====== Data for review
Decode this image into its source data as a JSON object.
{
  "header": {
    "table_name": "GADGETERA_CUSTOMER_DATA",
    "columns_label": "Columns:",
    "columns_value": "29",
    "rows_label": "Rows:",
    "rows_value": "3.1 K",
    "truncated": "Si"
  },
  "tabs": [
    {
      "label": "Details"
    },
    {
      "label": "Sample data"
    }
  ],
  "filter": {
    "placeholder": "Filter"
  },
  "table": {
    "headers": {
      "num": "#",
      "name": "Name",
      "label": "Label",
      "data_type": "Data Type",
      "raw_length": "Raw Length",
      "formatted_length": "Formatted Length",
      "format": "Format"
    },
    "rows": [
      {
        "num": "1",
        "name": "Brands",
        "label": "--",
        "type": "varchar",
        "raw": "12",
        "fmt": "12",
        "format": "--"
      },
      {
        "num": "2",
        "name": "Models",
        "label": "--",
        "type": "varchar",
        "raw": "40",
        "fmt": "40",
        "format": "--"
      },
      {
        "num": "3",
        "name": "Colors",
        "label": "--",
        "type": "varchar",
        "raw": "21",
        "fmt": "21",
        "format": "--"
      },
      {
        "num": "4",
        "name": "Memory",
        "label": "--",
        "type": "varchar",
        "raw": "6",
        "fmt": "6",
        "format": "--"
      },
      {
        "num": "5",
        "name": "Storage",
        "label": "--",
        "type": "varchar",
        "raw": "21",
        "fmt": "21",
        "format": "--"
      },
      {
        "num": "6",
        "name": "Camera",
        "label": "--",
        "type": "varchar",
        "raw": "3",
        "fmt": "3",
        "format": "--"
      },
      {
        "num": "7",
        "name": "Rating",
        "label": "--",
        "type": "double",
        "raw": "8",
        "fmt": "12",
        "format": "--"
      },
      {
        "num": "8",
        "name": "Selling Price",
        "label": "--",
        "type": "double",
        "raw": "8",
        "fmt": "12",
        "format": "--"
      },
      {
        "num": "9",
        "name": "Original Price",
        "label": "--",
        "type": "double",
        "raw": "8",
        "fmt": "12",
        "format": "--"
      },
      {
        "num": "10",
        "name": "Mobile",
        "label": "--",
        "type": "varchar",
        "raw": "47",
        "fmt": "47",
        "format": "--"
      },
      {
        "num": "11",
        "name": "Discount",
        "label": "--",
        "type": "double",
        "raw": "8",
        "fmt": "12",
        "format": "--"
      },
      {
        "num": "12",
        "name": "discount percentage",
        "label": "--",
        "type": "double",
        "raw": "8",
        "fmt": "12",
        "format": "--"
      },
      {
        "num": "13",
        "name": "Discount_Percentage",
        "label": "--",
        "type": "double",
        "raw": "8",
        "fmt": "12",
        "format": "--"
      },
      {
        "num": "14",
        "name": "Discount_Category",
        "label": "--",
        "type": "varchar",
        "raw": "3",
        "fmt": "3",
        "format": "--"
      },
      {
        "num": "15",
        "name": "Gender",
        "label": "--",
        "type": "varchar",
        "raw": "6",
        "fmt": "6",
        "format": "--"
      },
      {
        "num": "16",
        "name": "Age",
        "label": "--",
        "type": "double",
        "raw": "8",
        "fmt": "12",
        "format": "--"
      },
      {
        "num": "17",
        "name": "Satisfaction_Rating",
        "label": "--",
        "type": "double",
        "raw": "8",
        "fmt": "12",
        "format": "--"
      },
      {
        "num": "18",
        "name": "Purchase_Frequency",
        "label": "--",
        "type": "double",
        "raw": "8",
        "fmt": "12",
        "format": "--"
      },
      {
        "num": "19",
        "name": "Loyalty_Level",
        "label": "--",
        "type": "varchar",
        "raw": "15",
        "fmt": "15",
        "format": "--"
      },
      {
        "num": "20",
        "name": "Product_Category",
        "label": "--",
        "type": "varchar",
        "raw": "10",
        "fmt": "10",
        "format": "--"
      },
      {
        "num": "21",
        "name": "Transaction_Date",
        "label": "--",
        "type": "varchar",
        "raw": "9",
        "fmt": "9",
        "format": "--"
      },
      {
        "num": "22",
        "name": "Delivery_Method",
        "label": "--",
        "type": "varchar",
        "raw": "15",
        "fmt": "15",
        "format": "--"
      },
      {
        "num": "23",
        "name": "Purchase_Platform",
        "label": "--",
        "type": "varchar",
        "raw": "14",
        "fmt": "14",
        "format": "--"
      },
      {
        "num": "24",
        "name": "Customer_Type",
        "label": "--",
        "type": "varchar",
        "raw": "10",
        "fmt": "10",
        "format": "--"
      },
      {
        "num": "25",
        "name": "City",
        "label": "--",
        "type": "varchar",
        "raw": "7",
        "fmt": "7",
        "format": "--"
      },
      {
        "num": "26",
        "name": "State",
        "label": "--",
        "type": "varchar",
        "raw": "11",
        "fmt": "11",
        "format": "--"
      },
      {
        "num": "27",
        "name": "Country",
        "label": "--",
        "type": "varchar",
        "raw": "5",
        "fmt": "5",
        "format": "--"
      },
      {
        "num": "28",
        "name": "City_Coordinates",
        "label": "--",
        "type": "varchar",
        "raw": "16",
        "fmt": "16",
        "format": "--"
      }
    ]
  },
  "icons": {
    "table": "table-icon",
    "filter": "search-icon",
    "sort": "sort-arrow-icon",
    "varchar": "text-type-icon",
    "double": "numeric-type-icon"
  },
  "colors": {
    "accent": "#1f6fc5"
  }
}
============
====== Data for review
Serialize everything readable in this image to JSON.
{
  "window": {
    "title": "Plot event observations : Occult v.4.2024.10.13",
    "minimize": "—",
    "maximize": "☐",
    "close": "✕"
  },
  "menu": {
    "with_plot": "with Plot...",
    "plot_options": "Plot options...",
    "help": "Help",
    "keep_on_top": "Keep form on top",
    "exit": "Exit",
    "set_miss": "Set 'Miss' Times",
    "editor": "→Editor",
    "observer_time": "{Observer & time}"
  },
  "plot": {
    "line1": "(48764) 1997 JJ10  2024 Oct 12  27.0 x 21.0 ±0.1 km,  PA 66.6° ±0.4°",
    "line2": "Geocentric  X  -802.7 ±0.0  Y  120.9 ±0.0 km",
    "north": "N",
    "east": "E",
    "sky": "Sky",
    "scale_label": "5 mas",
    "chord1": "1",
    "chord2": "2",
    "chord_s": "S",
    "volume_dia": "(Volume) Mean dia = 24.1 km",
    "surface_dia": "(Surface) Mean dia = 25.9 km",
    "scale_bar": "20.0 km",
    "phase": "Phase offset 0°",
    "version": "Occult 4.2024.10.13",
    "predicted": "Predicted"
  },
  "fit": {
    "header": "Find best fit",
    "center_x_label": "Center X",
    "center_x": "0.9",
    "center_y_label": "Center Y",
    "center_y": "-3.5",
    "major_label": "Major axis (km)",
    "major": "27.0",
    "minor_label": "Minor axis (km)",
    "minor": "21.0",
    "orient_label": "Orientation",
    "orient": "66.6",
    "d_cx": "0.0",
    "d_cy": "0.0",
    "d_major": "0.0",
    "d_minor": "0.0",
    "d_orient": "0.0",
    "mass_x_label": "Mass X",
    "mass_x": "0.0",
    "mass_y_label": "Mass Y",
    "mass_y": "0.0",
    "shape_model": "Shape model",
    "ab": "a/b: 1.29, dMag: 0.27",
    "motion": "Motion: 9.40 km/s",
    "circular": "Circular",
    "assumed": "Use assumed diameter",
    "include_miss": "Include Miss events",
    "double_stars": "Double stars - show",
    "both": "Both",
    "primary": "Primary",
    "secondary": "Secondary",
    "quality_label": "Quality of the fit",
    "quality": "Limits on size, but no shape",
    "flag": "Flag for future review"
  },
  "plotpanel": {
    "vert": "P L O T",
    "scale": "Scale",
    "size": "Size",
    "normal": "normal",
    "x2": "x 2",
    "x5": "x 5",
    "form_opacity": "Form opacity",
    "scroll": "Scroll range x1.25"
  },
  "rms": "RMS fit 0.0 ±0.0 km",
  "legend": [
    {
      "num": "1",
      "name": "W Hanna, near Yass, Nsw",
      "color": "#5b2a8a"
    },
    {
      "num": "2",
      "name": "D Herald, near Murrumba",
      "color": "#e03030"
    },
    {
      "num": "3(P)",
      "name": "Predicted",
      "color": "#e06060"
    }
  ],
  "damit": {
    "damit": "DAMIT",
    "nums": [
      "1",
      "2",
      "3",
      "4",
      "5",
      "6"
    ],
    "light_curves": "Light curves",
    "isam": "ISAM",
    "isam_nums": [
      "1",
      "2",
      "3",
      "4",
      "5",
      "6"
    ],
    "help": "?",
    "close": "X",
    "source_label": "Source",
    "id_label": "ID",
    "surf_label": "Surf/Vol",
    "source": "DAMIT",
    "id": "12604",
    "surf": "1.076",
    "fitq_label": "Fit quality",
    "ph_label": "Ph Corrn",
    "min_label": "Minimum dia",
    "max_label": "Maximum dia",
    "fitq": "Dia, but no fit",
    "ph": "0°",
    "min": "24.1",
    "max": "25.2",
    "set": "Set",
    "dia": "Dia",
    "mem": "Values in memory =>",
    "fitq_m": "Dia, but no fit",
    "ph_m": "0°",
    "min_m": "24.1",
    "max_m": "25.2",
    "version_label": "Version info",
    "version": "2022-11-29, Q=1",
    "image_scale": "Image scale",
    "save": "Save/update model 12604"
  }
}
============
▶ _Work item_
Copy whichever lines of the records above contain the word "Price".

▶ _Answer below_
        "name": "Selling Price",
        "name": "Original Price",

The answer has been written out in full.